This change in the bandgap properties of the silicon is one of the mechanisms that make black silicon a promising material, particularly for sensing infrared light. It results in more of the photons within the silicon being converted to electricity. But there’s another effect that also has an impact: the very shape of the surface itself.
With a smooth sheet of silicon, many of the incident photons simply bounce off the surface. The presence of the cones captures a far greater percentage. I’ve seen it explained as 1) causing the photons to bounce around in the needles, eventually being captured and 2) providing a gradual change in refractive index rather than an abrupt change (and the former could simply be the underlying mechanism that gives rise to what appears to be the latter).
Because so many photons are absorbed, the surface appears black. Hence the moniker. So we’re not only converting more of the electrons we capture; we’re snaring more in the bargain, providing a bigger supply for conversion – double bonus.
Finally, there’s the matter of gain. It’s possible to cause a cascade of electrons by applying a bias that causes one stimulated electron to crash into another, knocking it out and sending it crashing into yet another, and so on, creating an avalanche of electrons.
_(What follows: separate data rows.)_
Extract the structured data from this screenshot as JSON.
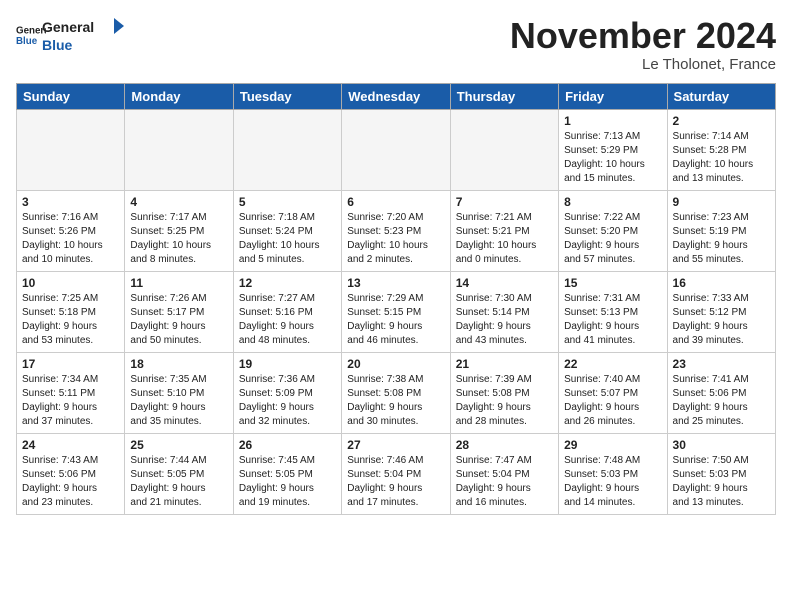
{
  "header": {
    "logo_line1": "General",
    "logo_line2": "Blue",
    "month": "November 2024",
    "location": "Le Tholonet, France"
  },
  "weekdays": [
    "Sunday",
    "Monday",
    "Tuesday",
    "Wednesday",
    "Thursday",
    "Friday",
    "Saturday"
  ],
  "weeks": [
    [
      {
        "day": null,
        "info": null
      },
      {
        "day": null,
        "info": null
      },
      {
        "day": null,
        "info": null
      },
      {
        "day": null,
        "info": null
      },
      {
        "day": null,
        "info": null
      },
      {
        "day": "1",
        "info": "Sunrise: 7:13 AM\nSunset: 5:29 PM\nDaylight: 10 hours\nand 15 minutes."
      },
      {
        "day": "2",
        "info": "Sunrise: 7:14 AM\nSunset: 5:28 PM\nDaylight: 10 hours\nand 13 minutes."
      }
    ],
    [
      {
        "day": "3",
        "info": "Sunrise: 7:16 AM\nSunset: 5:26 PM\nDaylight: 10 hours\nand 10 minutes."
      },
      {
        "day": "4",
        "info": "Sunrise: 7:17 AM\nSunset: 5:25 PM\nDaylight: 10 hours\nand 8 minutes."
      },
      {
        "day": "5",
        "info": "Sunrise: 7:18 AM\nSunset: 5:24 PM\nDaylight: 10 hours\nand 5 minutes."
      },
      {
        "day": "6",
        "info": "Sunrise: 7:20 AM\nSunset: 5:23 PM\nDaylight: 10 hours\nand 2 minutes."
      },
      {
        "day": "7",
        "info": "Sunrise: 7:21 AM\nSunset: 5:21 PM\nDaylight: 10 hours\nand 0 minutes."
      },
      {
        "day": "8",
        "info": "Sunrise: 7:22 AM\nSunset: 5:20 PM\nDaylight: 9 hours\nand 57 minutes."
      },
      {
        "day": "9",
        "info": "Sunrise: 7:23 AM\nSunset: 5:19 PM\nDaylight: 9 hours\nand 55 minutes."
      }
    ],
    [
      {
        "day": "10",
        "info": "Sunrise: 7:25 AM\nSunset: 5:18 PM\nDaylight: 9 hours\nand 53 minutes."
      },
      {
        "day": "11",
        "info": "Sunrise: 7:26 AM\nSunset: 5:17 PM\nDaylight: 9 hours\nand 50 minutes."
      },
      {
        "day": "12",
        "info": "Sunrise: 7:27 AM\nSunset: 5:16 PM\nDaylight: 9 hours\nand 48 minutes."
      },
      {
        "day": "13",
        "info": "Sunrise: 7:29 AM\nSunset: 5:15 PM\nDaylight: 9 hours\nand 46 minutes."
      },
      {
        "day": "14",
        "info": "Sunrise: 7:30 AM\nSunset: 5:14 PM\nDaylight: 9 hours\nand 43 minutes."
      },
      {
        "day": "15",
        "info": "Sunrise: 7:31 AM\nSunset: 5:13 PM\nDaylight: 9 hours\nand 41 minutes."
      },
      {
        "day": "16",
        "info": "Sunrise: 7:33 AM\nSunset: 5:12 PM\nDaylight: 9 hours\nand 39 minutes."
      }
    ],
    [
      {
        "day": "17",
        "info": "Sunrise: 7:34 AM\nSunset: 5:11 PM\nDaylight: 9 hours\nand 37 minutes."
      },
      {
        "day": "18",
        "info": "Sunrise: 7:35 AM\nSunset: 5:10 PM\nDaylight: 9 hours\nand 35 minutes."
      },
      {
        "day": "19",
        "info": "Sunrise: 7:36 AM\nSunset: 5:09 PM\nDaylight: 9 hours\nand 32 minutes."
      },
      {
        "day": "20",
        "info": "Sunrise: 7:38 AM\nSunset: 5:08 PM\nDaylight: 9 hours\nand 30 minutes."
      },
      {
        "day": "21",
        "info": "Sunrise: 7:39 AM\nSunset: 5:08 PM\nDaylight: 9 hours\nand 28 minutes."
      },
      {
        "day": "22",
        "info": "Sunrise: 7:40 AM\nSunset: 5:07 PM\nDaylight: 9 hours\nand 26 minutes."
      },
      {
        "day": "23",
        "info": "Sunrise: 7:41 AM\nSunset: 5:06 PM\nDaylight: 9 hours\nand 25 minutes."
      }
    ],
    [
      {
        "day": "24",
        "info": "Sunrise: 7:43 AM\nSunset: 5:06 PM\nDaylight: 9 hours\nand 23 minutes."
      },
      {
        "day": "25",
        "info": "Sunrise: 7:44 AM\nSunset: 5:05 PM\nDaylight: 9 hours\nand 21 minutes."
      },
      {
        "day": "26",
        "info": "Sunrise: 7:45 AM\nSunset: 5:05 PM\nDaylight: 9 hours\nand 19 minutes."
      },
      {
        "day": "27",
        "info": "Sunrise: 7:46 AM\nSunset: 5:04 PM\nDaylight: 9 hours\nand 17 minutes."
      },
      {
        "day": "28",
        "info": "Sunrise: 7:47 AM\nSunset: 5:04 PM\nDaylight: 9 hours\nand 16 minutes."
      },
      {
        "day": "29",
        "info": "Sunrise: 7:48 AM\nSunset: 5:03 PM\nDaylight: 9 hours\nand 14 minutes."
      },
      {
        "day": "30",
        "info": "Sunrise: 7:50 AM\nSunset: 5:03 PM\nDaylight: 9 hours\nand 13 minutes."
      }
    ]
  ]
}
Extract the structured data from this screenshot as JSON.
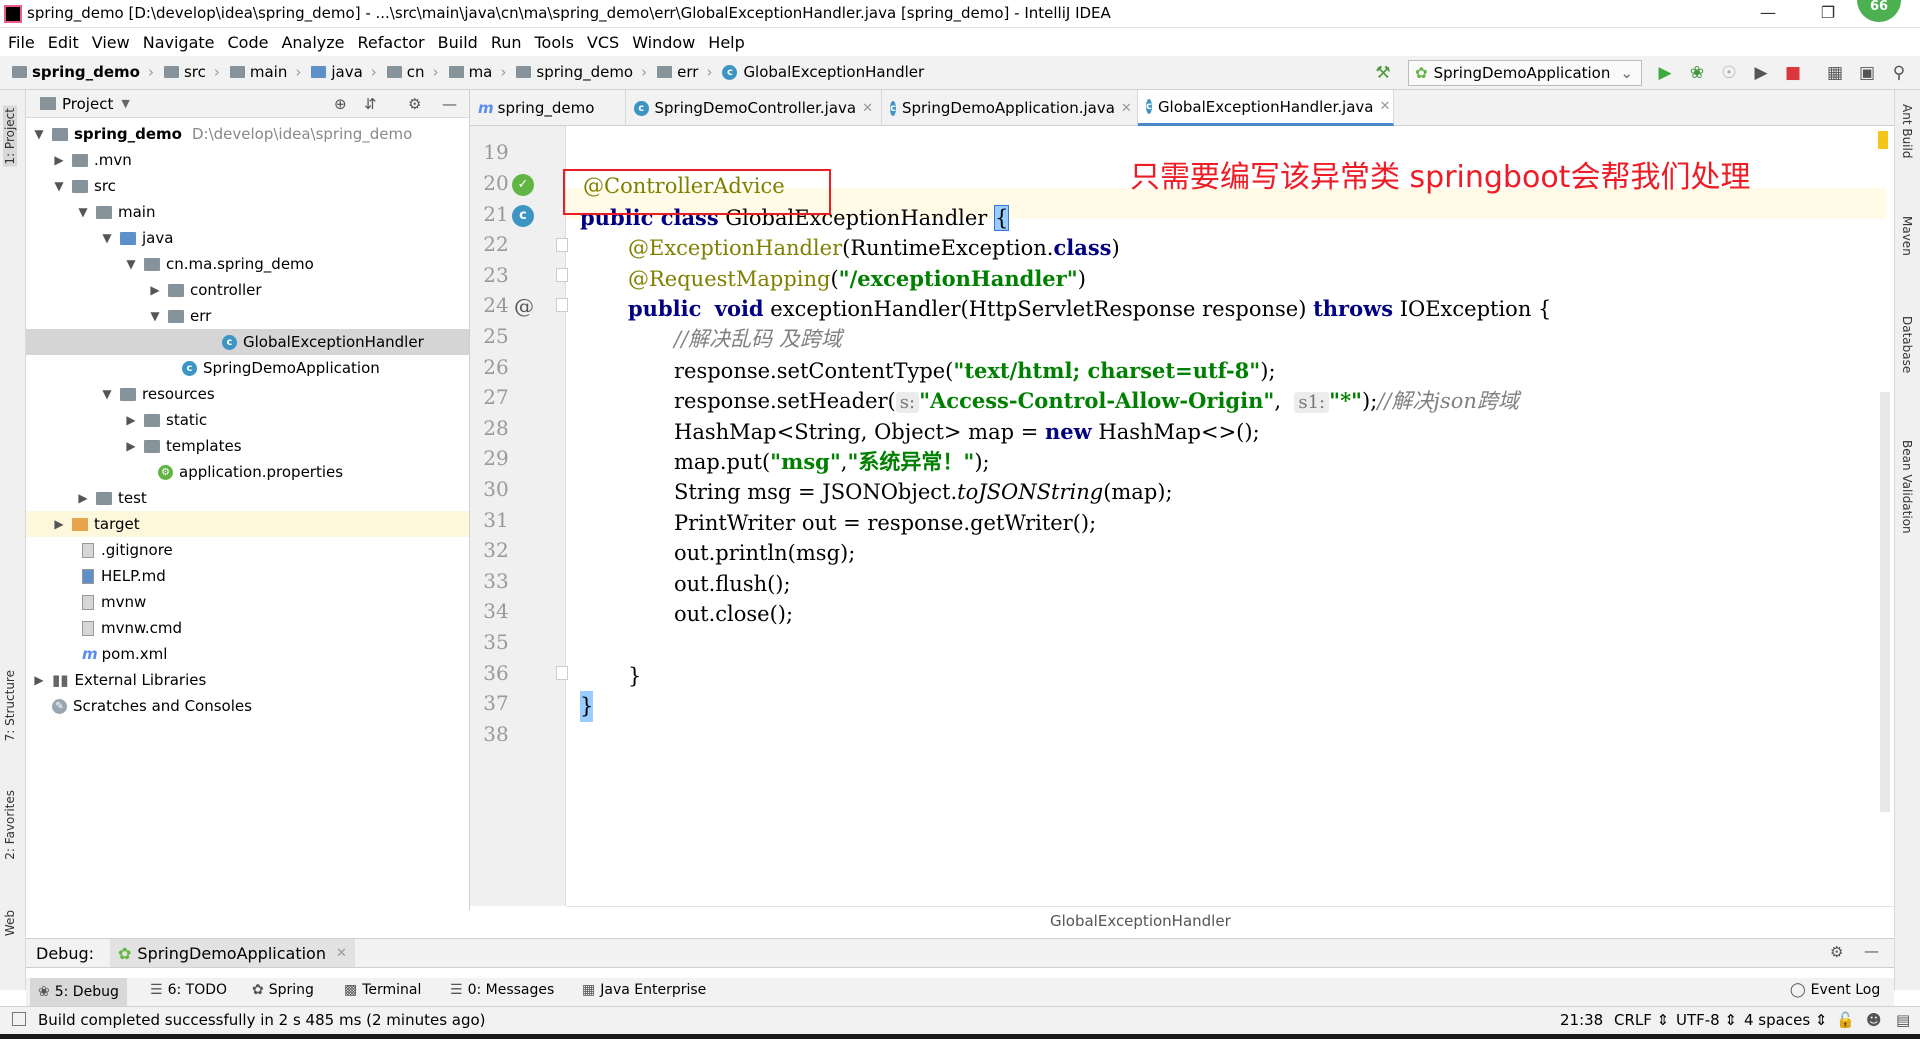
{
  "window": {
    "title": "spring_demo [D:\\develop\\idea\\spring_demo] - ...\\src\\main\\java\\cn\\ma\\spring_demo\\err\\GlobalExceptionHandler.java [spring_demo] - IntelliJ IDEA",
    "badge": "66"
  },
  "menu": [
    "File",
    "Edit",
    "View",
    "Navigate",
    "Code",
    "Analyze",
    "Refactor",
    "Build",
    "Run",
    "Tools",
    "VCS",
    "Window",
    "Help"
  ],
  "breadcrumbs": [
    "spring_demo",
    "src",
    "main",
    "java",
    "cn",
    "ma",
    "spring_demo",
    "err",
    "GlobalExceptionHandler"
  ],
  "run_config": "SpringDemoApplication",
  "project_panel": {
    "header": "Project",
    "root_name": "spring_demo",
    "root_path": "D:\\develop\\idea\\spring_demo",
    "nodes": [
      {
        "label": ".mvn"
      },
      {
        "label": "src"
      },
      {
        "label": "main"
      },
      {
        "label": "java"
      },
      {
        "label": "cn.ma.spring_demo"
      },
      {
        "label": "controller"
      },
      {
        "label": "err"
      },
      {
        "label": "GlobalExceptionHandler"
      },
      {
        "label": "SpringDemoApplication"
      },
      {
        "label": "resources"
      },
      {
        "label": "static"
      },
      {
        "label": "templates"
      },
      {
        "label": "application.properties"
      },
      {
        "label": "test"
      },
      {
        "label": "target"
      },
      {
        "label": ".gitignore"
      },
      {
        "label": "HELP.md"
      },
      {
        "label": "mvnw"
      },
      {
        "label": "mvnw.cmd"
      },
      {
        "label": "pom.xml"
      },
      {
        "label": "External Libraries"
      },
      {
        "label": "Scratches and Consoles"
      }
    ]
  },
  "tabs": [
    {
      "label": "spring_demo"
    },
    {
      "label": "SpringDemoController.java"
    },
    {
      "label": "SpringDemoApplication.java"
    },
    {
      "label": "GlobalExceptionHandler.java"
    }
  ],
  "editor": {
    "line_numbers": [
      "19",
      "20",
      "21",
      "22",
      "23",
      "24",
      "25",
      "26",
      "27",
      "28",
      "29",
      "30",
      "31",
      "32",
      "33",
      "34",
      "35",
      "36",
      "37",
      "38"
    ],
    "code": {
      "l20_ann": "@ControllerAdvice",
      "l21_kw": "public class",
      "l21_rest": " GlobalExceptionHandler ",
      "l21_brace": "{",
      "l22_ann": "@ExceptionHandler",
      "l22_rest": "(RuntimeException.",
      "l22_kw": "class",
      "l22_end": ")",
      "l23_ann": "@RequestMapping",
      "l23_open": "(",
      "l23_str": "\"/exceptionHandler\"",
      "l23_end": ")",
      "l24_kw1": "public",
      "l24_kw2": "void",
      "l24_mid": " exceptionHandler(HttpServletResponse response) ",
      "l24_kw3": "throws",
      "l24_end": " IOException {",
      "l25_cm": "//解决乱码 及跨域",
      "l26_pre": "response.setContentType(",
      "l26_str": "\"text/html; charset=utf-8\"",
      "l26_end": ");",
      "l27_pre": "response.setHeader(",
      "l27_hint1": "s:",
      "l27_str1": "\"Access-Control-Allow-Origin\"",
      "l27_comma": ", ",
      "l27_hint2": "s1:",
      "l27_str2": "\"*\"",
      "l27_end": ");",
      "l27_cm": "//解决json跨域",
      "l28_pre": "HashMap<String, Object> map = ",
      "l28_kw": "new",
      "l28_end": " HashMap<>();",
      "l29_pre": "map.put(",
      "l29_str1": "\"msg\"",
      "l29_comma": ",",
      "l29_str2": "\"系统异常！\"",
      "l29_end": ");",
      "l30_pre": "String msg = JSONObject.",
      "l30_it": "toJSONString",
      "l30_end": "(map);",
      "l31": "PrintWriter out = response.getWriter();",
      "l32": "out.println(msg);",
      "l33": "out.flush();",
      "l34": "out.close();",
      "l36": "}",
      "l37": "}"
    },
    "breadcrumb": "GlobalExceptionHandler"
  },
  "annotation_text": "只需要编写该异常类  springboot会帮我们处理",
  "left_strip": [
    "1: Project",
    "7: Structure",
    "2: Favorites",
    "Web"
  ],
  "right_strip": [
    "Ant Build",
    "Maven",
    "Database",
    "Bean Validation"
  ],
  "debug_bar": {
    "label": "Debug:",
    "config": "SpringDemoApplication"
  },
  "bottom_tabs": [
    "5: Debug",
    "6: TODO",
    "Spring",
    "Terminal",
    "0: Messages",
    "Java Enterprise"
  ],
  "event_log": "Event Log",
  "status": {
    "message": "Build completed successfully in 2 s 485 ms (2 minutes ago)",
    "position": "21:38",
    "line_sep": "CRLF",
    "encoding": "UTF-8",
    "indent": "4 spaces"
  }
}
The nice thing is that you get more bang for the buck: one photon stimulating one electron results in far more than one electron in motion. The downside is that you need a healthy bias to get this process rocking.
There’s a similar, but different, process that goes on with black silicon, allowing amplification at a lower bias voltage than needed for avalanche. This is referred to as photoconductive gain. Specific information on this process is not easy to find, but it may well be a simple manifestation of the photoconductive effect, where mobility increases in the presence of light. So it takes only a slight bias to establish a current that can be modified by impinging light, and you end up with a stronger signal than that generated purely by electrons being knocked about.
So that’s a summary of what black silicon is all about: a material that is better at capturing and converting light to electricity across a wider region of the spectrum. As to who is doing anything about it, there appear to be two different groups developing this technology – one for solar cells, one for infrared sensors.
The Solasys project in Europe has the goal of making solar cells both more efficient and less expensive to produce. Texturing surfaces, which has been known to help efficiency, has traditionally been done with chemical etches; the new laser technique can eliminate the need for many of the chemicals. In addition, the laser process doesn’t depend on the crystal orientation of the underlying silicon in the way that many of the chemicals do. This means that it can be used on poly-crystalline or even amorphous silicon just as effectively as on single-crystal silicon.
Meanwhile, SiOnyx is using this to develop better infrared sensors. They’re the name more commonly associated with the process, having spun out of the Harvard group that identified the secret dopant recipe.
It’s not clear when all of this will turn into product on the shelf, but the Solasys project is due to report out in August, so, unless that gets delayed, they’re nearing the finish line. Until then, it seems that the information flow may continue in its current state of blackout.